● **Directions for this task**
Would you please output the data exactly, omitting no line?

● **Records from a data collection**
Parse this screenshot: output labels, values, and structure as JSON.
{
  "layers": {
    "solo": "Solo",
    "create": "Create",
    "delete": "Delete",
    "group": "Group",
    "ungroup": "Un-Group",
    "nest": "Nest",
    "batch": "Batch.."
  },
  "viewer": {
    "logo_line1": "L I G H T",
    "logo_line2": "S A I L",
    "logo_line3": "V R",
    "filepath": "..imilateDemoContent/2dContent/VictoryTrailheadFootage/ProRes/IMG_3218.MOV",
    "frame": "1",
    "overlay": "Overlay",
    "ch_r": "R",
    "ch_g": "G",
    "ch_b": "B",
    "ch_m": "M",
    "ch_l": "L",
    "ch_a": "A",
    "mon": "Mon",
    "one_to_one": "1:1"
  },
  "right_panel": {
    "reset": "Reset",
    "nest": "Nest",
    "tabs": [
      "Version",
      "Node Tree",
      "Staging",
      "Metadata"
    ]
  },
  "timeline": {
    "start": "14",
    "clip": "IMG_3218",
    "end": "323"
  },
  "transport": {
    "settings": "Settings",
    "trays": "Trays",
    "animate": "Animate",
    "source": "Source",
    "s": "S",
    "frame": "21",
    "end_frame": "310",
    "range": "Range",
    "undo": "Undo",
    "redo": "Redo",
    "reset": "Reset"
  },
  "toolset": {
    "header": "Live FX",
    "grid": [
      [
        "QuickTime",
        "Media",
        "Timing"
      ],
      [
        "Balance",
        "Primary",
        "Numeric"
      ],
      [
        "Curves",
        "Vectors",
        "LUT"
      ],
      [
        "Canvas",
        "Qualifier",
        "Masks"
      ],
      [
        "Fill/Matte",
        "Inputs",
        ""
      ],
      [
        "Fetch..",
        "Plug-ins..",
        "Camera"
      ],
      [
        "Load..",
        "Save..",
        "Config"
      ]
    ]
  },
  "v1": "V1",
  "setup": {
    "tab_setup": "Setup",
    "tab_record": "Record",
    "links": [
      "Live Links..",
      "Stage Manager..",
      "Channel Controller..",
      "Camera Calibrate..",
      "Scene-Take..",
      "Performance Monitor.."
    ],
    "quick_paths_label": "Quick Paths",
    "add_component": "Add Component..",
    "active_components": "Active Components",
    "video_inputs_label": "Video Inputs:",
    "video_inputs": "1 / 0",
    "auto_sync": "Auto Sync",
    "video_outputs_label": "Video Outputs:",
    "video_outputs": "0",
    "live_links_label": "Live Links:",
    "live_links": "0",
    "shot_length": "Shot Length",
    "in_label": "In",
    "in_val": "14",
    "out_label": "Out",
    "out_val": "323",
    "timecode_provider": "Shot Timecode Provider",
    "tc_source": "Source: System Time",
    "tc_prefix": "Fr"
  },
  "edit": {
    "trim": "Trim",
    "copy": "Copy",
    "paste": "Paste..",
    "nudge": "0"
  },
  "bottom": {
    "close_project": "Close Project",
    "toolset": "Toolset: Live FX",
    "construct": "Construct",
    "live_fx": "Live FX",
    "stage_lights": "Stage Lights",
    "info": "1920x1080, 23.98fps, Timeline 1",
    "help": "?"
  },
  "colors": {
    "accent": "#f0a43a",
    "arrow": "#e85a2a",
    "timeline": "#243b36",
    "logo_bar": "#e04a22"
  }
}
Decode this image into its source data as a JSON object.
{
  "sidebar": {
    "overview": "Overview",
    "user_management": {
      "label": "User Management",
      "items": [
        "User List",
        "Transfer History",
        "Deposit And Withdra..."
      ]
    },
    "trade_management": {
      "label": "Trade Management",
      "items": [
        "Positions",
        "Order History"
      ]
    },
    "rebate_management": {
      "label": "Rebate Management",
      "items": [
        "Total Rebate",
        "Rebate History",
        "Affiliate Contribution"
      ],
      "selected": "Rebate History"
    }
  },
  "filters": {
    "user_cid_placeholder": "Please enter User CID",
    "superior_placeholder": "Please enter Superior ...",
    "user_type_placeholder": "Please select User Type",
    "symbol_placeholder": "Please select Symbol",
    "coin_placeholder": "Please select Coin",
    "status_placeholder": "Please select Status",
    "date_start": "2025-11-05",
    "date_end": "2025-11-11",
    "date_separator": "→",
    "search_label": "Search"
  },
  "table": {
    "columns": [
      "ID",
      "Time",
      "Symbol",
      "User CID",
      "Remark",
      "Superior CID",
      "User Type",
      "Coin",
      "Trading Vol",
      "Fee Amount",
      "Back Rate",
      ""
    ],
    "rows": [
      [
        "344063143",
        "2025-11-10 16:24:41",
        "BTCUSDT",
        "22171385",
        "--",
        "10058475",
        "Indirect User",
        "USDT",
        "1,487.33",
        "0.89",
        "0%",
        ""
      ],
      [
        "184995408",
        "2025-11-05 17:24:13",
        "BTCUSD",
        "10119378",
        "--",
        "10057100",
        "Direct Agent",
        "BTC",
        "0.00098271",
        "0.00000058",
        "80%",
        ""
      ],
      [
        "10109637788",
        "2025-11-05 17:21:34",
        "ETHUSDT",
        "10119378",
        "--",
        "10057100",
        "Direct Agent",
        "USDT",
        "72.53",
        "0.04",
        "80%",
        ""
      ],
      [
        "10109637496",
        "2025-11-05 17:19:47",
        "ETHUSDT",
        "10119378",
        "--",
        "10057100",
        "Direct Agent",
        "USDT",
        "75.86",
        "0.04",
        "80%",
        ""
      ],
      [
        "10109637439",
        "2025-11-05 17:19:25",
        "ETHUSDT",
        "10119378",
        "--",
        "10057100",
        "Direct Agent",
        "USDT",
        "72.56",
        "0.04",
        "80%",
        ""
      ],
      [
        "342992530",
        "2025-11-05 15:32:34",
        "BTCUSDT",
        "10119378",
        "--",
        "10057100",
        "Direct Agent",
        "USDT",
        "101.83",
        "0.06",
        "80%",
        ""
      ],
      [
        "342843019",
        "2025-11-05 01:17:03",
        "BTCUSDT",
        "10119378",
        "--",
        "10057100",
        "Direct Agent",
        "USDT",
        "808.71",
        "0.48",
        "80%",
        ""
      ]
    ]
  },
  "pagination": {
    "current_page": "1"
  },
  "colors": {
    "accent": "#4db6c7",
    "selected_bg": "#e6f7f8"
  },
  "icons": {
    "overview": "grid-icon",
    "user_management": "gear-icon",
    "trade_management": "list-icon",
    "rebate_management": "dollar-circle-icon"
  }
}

● **Solution to the problem**
Parse this screenshot: output labels, values, and structure as JSON.
{
  "layers": {
    "solo": "Solo",
    "create": "Create",
    "delete": "Delete",
    "group": "Group",
    "ungroup": "Un-Group",
    "nest": "Nest",
    "batch": "Batch.."
  },
  "viewer": {
    "logo_line1": "L I G H T",
    "logo_line2": "S A I L",
    "logo_line3": "V R",
    "filepath": "..imilateDemoContent/2dContent/VictoryTrailheadFootage/ProRes/IMG_3218.MOV",
    "frame": "1",
    "overlay": "Overlay",
    "ch_r": "R",
    "ch_g": "G",
    "ch_b": "B",
    "ch_m": "M",
    "ch_l": "L",
    "ch_a": "A",
    "mon": "Mon",
    "one_to_one": "1:1"
  },
  "right_panel": {
    "reset": "Reset",
    "nest": "Nest",
    "tabs": [
      "Version",
      "Node Tree",
      "Staging",
      "Metadata"
    ]
  },
  "timeline": {
    "start": "14",
    "clip": "IMG_3218",
    "end": "323"
  },
  "transport": {
    "settings": "Settings",
    "trays": "Trays",
    "animate": "Animate",
    "source": "Source",
    "s": "S",
    "frame": "21",
    "end_frame": "310",
    "range": "Range",
    "undo": "Undo",
    "redo": "Redo",
    "reset": "Reset"
  },
  "toolset": {
    "header": "Live FX",
    "grid": [
      [
        "QuickTime",
        "Media",
        "Timing"
      ],
      [
        "Balance",
        "Primary",
        "Numeric"
      ],
      [
        "Curves",
        "Vectors",
        "LUT"
      ],
      [
        "Canvas",
        "Qualifier",
        "Masks"
      ],
      [
        "Fill/Matte",
        "Inputs",
        ""
      ],
      [
        "Fetch..",
        "Plug-ins..",
        "Camera"
      ],
      [
        "Load..",
        "Save..",
        "Config"
      ]
    ]
  },
  "v1": "V1",
  "setup": {
    "tab_setup": "Setup",
    "tab_record": "Record",
    "links": [
      "Live Links..",
      "Stage Manager..",
      "Channel Controller..",
      "Camera Calibrate..",
      "Scene-Take..",
      "Performance Monitor.."
    ],
    "quick_paths_label": "Quick Paths",
    "add_component": "Add Component..",
    "active_components": "Active Components",
    "video_inputs_label": "Video Inputs:",
    "video_inputs": "1 / 0",
    "auto_sync": "Auto Sync",
    "video_outputs_label": "Video Outputs:",
    "video_outputs": "0",
    "live_links_label": "Live Links:",
    "live_links": "0",
    "shot_length": "Shot Length",
    "in_label": "In",
    "in_val": "14",
    "out_label": "Out",
    "out_val": "323",
    "timecode_provider": "Shot Timecode Provider",
    "tc_source": "Source: System Time",
    "tc_prefix": "Fr"
  },
  "edit": {
    "trim": "Trim",
    "copy": "Copy",
    "paste": "Paste..",
    "nudge": "0"
  },
  "bottom": {
    "close_project": "Close Project",
    "toolset": "Toolset: Live FX",
    "construct": "Construct",
    "live_fx": "Live FX",
    "stage_lights": "Stage Lights",
    "info": "1920x1080, 23.98fps, Timeline 1",
    "help": "?"
  },
  "colors": {
    "accent": "#f0a43a",
    "arrow": "#e85a2a",
    "timeline": "#243b36",
    "logo_bar": "#e04a22"
  }
}
Decode this image into its source data as a JSON object.
{
  "sidebar": {
    "overview": "Overview",
    "user_management": {
      "label": "User Management",
      "items": [
        "User List",
        "Transfer History",
        "Deposit And Withdra..."
      ]
    },
    "trade_management": {
      "label": "Trade Management",
      "items": [
        "Positions",
        "Order History"
      ]
    },
    "rebate_management": {
      "label": "Rebate Management",
      "items": [
        "Total Rebate",
        "Rebate History",
        "Affiliate Contribution"
      ],
      "selected": "Rebate History"
    }
  },
  "filters": {
    "user_cid_placeholder": "Please enter User CID",
    "superior_placeholder": "Please enter Superior ...",
    "user_type_placeholder": "Please select User Type",
    "symbol_placeholder": "Please select Symbol",
    "coin_placeholder": "Please select Coin",
    "status_placeholder": "Please select Status",
    "date_start": "2025-11-05",
    "date_end": "2025-11-11",
    "date_separator": "→",
    "search_label": "Search"
  },
  "table": {
    "columns": [
      "ID",
      "Time",
      "Symbol",
      "User CID",
      "Remark",
      "Superior CID",
      "User Type",
      "Coin",
      "Trading Vol",
      "Fee Amount",
      "Back Rate",
      ""
    ],
    "rows": [
      [
        "344063143",
        "2025-11-10 16:24:41",
        "BTCUSDT",
        "22171385",
        "--",
        "10058475",
        "Indirect User",
        "USDT",
        "1,487.33",
        "0.89",
        "0%",
        ""
      ],
      [
        "184995408",
        "2025-11-05 17:24:13",
        "BTCUSD",
        "10119378",
        "--",
        "10057100",
        "Direct Agent",
        "BTC",
        "0.00098271",
        "0.00000058",
        "80%",
        ""
      ],
      [
        "10109637788",
        "2025-11-05 17:21:34",
        "ETHUSDT",
        "10119378",
        "--",
        "10057100",
        "Direct Agent",
        "USDT",
        "72.53",
        "0.04",
        "80%",
        ""
      ],
      [
        "10109637496",
        "2025-11-05 17:19:47",
        "ETHUSDT",
        "10119378",
        "--",
        "10057100",
        "Direct Agent",
        "USDT",
        "75.86",
        "0.04",
        "80%",
        ""
      ],
      [
        "10109637439",
        "2025-11-05 17:19:25",
        "ETHUSDT",
        "10119378",
        "--",
        "10057100",
        "Direct Agent",
        "USDT",
        "72.56",
        "0.04",
        "80%",
        ""
      ],
      [
        "342992530",
        "2025-11-05 15:32:34",
        "BTCUSDT",
        "10119378",
        "--",
        "10057100",
        "Direct Agent",
        "USDT",
        "101.83",
        "0.06",
        "80%",
        ""
      ],
      [
        "342843019",
        "2025-11-05 01:17:03",
        "BTCUSDT",
        "10119378",
        "--",
        "10057100",
        "Direct Agent",
        "USDT",
        "808.71",
        "0.48",
        "80%",
        ""
      ]
    ]
  },
  "pagination": {
    "current_page": "1"
  },
  "colors": {
    "accent": "#4db6c7",
    "selected_bg": "#e6f7f8"
  },
  "icons": {
    "overview": "grid-icon",
    "user_management": "gear-icon",
    "trade_management": "list-icon",
    "rebate_management": "dollar-circle-icon"
  }
}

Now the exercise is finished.